Future Care: The Case for Care Leave
Families, work and the ageing population
As society faces the challenges and opportunities of an ageing population, longer life expectancies and extended working lives, more and more people are trying to manage work alongside caring for older, seriously ill or disabled loved ones. The pressure that working carers find themselves under as a result has seen just over 1 in 5 UK adults’ work negatively affected as a result of caring, including 2.3 million who have given up work and almost 3 million who have reduced their working hours to care at some point.
The Government has recognised the importance of parents of young children, particularly mothers, having the option to stay in or return to work after having a child – not only for families but for businesses and the economy. Yet, while childcare is an issue that affects millions of people with young children across the UK, caring is an issue that will affect us all. The vast majority of people have parents who are likely to need help as they get older, and many families also support disabled or chronically ill siblings, partners or children who need assistance into adulthood.
The evidence base for supporting working carers is growing, and it is compelling. With the public expenditure costs of carers feeling unable to continue to work estimated at £1.3 billion a year2, it is crucial that we take steps to help carers stay in work. There is an opportunity to turn these losses into economic gains, with public finances seeing an estimated £1 billion in additional tax revenues if carers can be supported back into the workplace. Employers too have found that supporting carers leads to improved service delivery, cost savings and increased productivity.
Many employers have realised the value of retaining the carers in their workforce and have policies in place to support their employees with caring responsibilities. Working carers also have some important existing statutory rights. For example, the right to request flexible working represents a vital step towards helping people to manage work with complex and demanding family lives. However, with so many carers falling out of work because they feel that they cannot continue to manage work alongside caring, it is clear that not enough is being done.
This research shows that the UK is falling far behind other countries, many of which are finding creative solutions to support their workforce and address the challenges of ageing populations. If the UK is to cope with the critical demographic challenge we are facing and reap the social and economic benefits of helping carers to juggle work and care then more must be done.
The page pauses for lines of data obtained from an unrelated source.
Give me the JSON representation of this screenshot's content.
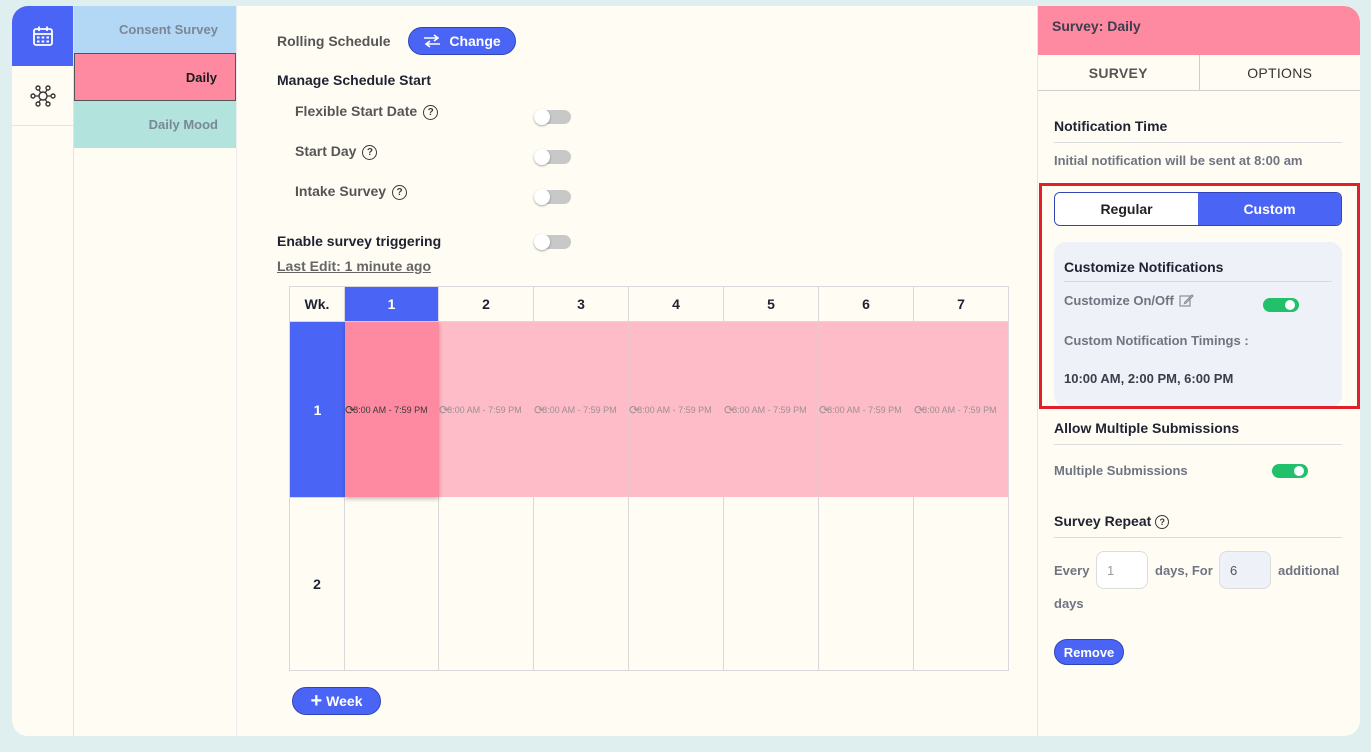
{
  "rail": {
    "icons": [
      "calendar-icon",
      "network-icon"
    ]
  },
  "surveys": [
    {
      "label": "Consent Survey"
    },
    {
      "label": "Daily"
    },
    {
      "label": "Daily Mood"
    }
  ],
  "schedule": {
    "rolling_label": "Rolling Schedule",
    "change_label": "Change",
    "manage_label": "Manage Schedule Start",
    "flexible_label": "Flexible Start Date",
    "start_day_label": "Start Day",
    "intake_label": "Intake Survey",
    "trigger_label": "Enable survey triggering",
    "last_edit": "Last Edit: 1 minute ago",
    "help_glyph": "?"
  },
  "grid": {
    "wk_header": "Wk.",
    "days": [
      "1",
      "2",
      "3",
      "4",
      "5",
      "6",
      "7"
    ],
    "weeks": [
      "1",
      "2"
    ],
    "slot_selected": "8:00 AM - 7:59 PM",
    "slot_text": "8:00 AM - 7:59 PM",
    "add_week_label": "Week"
  },
  "panel": {
    "title": "Survey: Daily",
    "tab_survey": "SURVEY",
    "tab_options": "OPTIONS",
    "notif_title": "Notification Time",
    "notif_text": "Initial notification will be sent at 8:00 am",
    "seg_regular": "Regular",
    "seg_custom": "Custom",
    "customize_title": "Customize Notifications",
    "customize_onoff": "Customize On/Off",
    "custom_timings_label": "Custom Notification Timings :",
    "custom_timings_value": "10:00 AM, 2:00 PM, 6:00 PM",
    "multi_title": "Allow Multiple Submissions",
    "multi_label": "Multiple Submissions",
    "repeat_title": "Survey Repeat",
    "every_label": "Every",
    "every_value": "1",
    "days_for_label": "days, For",
    "for_value": "6",
    "additional_label": "additional",
    "days_label": "days",
    "remove_label": "Remove"
  },
  "colors": {
    "accent": "#4a65f5",
    "daily": "#fd8aa0",
    "toggle_on": "#22c06a",
    "highlight": "#e0212b"
  }
}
With 89% of the public in support of a right to a short period of time off work to care, it is time for policy makers to make statutory care leave a priority.